IATA says indications US laptop ban hit Middle East passenger traffic in April

IATA said the April growth rate for Middle Eastern carriers was slower than the average pace of the last five years



Middle East and North African passenger traffic was likely hit in April by the US ban on carry-on large electronics from 10 airports, according to the International Air Transport Association (IATA).

In a report, the organisation noted a 10.7 per cent rise in regional revenue passenger kilometres (RPKs) for the month, the fastest growth rate in six years, while capacity in terms of available seat kilometres (ASKs) increased 2.7 per cent to an April record of 82 per cent.

Middle Eastern carriers also posted a 10.8 per cent rise in traffic, 8.9 per cent increase in capacity and 1.3 per cent increase in load factor.

However, their April growth rate was slower than the average pace of the last five years and was seen moving sideways since January. Route data from March also indicated a 2.8 per cent drop in RPKs year-on-year from the Middle East to the US – the first annual decline in seven years, according to IATA.

“April showed us that demand for air travel remains at very strong levels. Nevertheless there are indications that passengers are avoiding routes where the large PED ban is in place,” said Alexandre de Juniac, IATA’s director general and CEO.

“As the US Department of Homeland Security considers expanding the ban, the need to find alternative measures to keep flying secure is critical.”

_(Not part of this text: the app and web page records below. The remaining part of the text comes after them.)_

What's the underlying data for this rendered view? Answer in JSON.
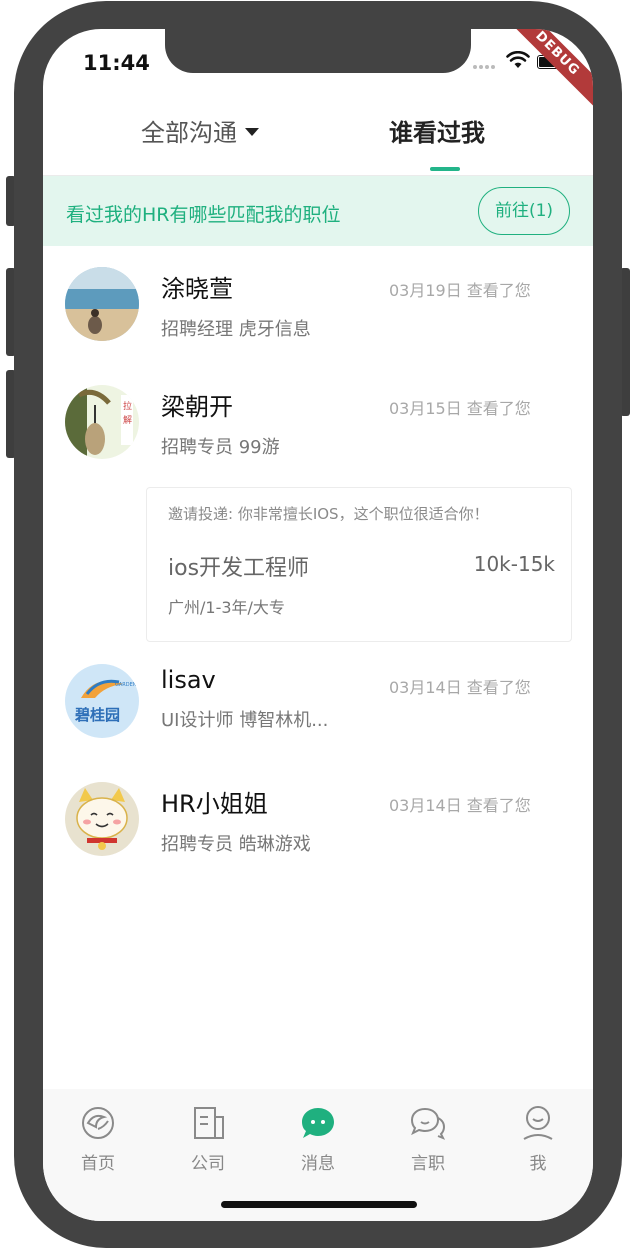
{
  "status": {
    "time": "11:44",
    "debug_label": "DEBUG"
  },
  "header": {
    "tab_all": "全部沟通",
    "tab_viewed": "谁看过我"
  },
  "banner": {
    "text": "看过我的HR有哪些匹配我的职位",
    "button": "前往(1)"
  },
  "viewers": [
    {
      "name": "涂晓萱",
      "meta": "03月19日 查看了您",
      "sub": "招聘经理 虎牙信息"
    },
    {
      "name": "梁朝开",
      "meta": "03月15日 查看了您",
      "sub": "招聘专员 99游"
    },
    {
      "name": "lisav",
      "meta": "03月14日 查看了您",
      "sub": "UI设计师 博智林机..."
    },
    {
      "name": "HR小姐姐",
      "meta": "03月14日 查看了您",
      "sub": "招聘专员 皓琳游戏"
    }
  ],
  "job_card": {
    "invite": "邀请投递: 你非常擅长IOS，这个职位很适合你！",
    "title": "ios开发工程师",
    "salary": "10k-15k",
    "location": "广州/1-3年/大专"
  },
  "tabbar": {
    "items": [
      {
        "label": "首页",
        "icon": "home-icon"
      },
      {
        "label": "公司",
        "icon": "company-icon"
      },
      {
        "label": "消息",
        "icon": "message-icon"
      },
      {
        "label": "言职",
        "icon": "chat-icon"
      },
      {
        "label": "我",
        "icon": "profile-icon"
      }
    ]
  },
  "colors": {
    "accent": "#1fb07f",
    "frame": "#434343",
    "banner_bg": "#e3f6ee"
  }
}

De Juniac had previously warned in March – the same month the ban for passengers flying to the US from Amman, Cairo, Kuwait City, Doha, Dubai, Istanbul, Abu Dhabi, Casablanca, Riyadh and Jeddah came into effect – was creating commercial distortions.

Read: IATA CEO says US, UK electronics bans creating ‘severe’ commercial distortions

In the latest report the official estimated that if the ban were extended for flights from Europe to the US, as has been discussed in recent weeks, there would be a $1.4bn hit to productivity.

He also cited a survey by the organisation, which found that 15 per cent of business travellers would seek to educe their travel in the face of the ban.

In the wider world April international passenger demand rose 12.5 per cent year-on-year, with all regions recording double-digit increases for the first time in 12 years.

Total capacity increased by 7.7 per cent and load factor by 3.5 per cent to 81.5 per cent.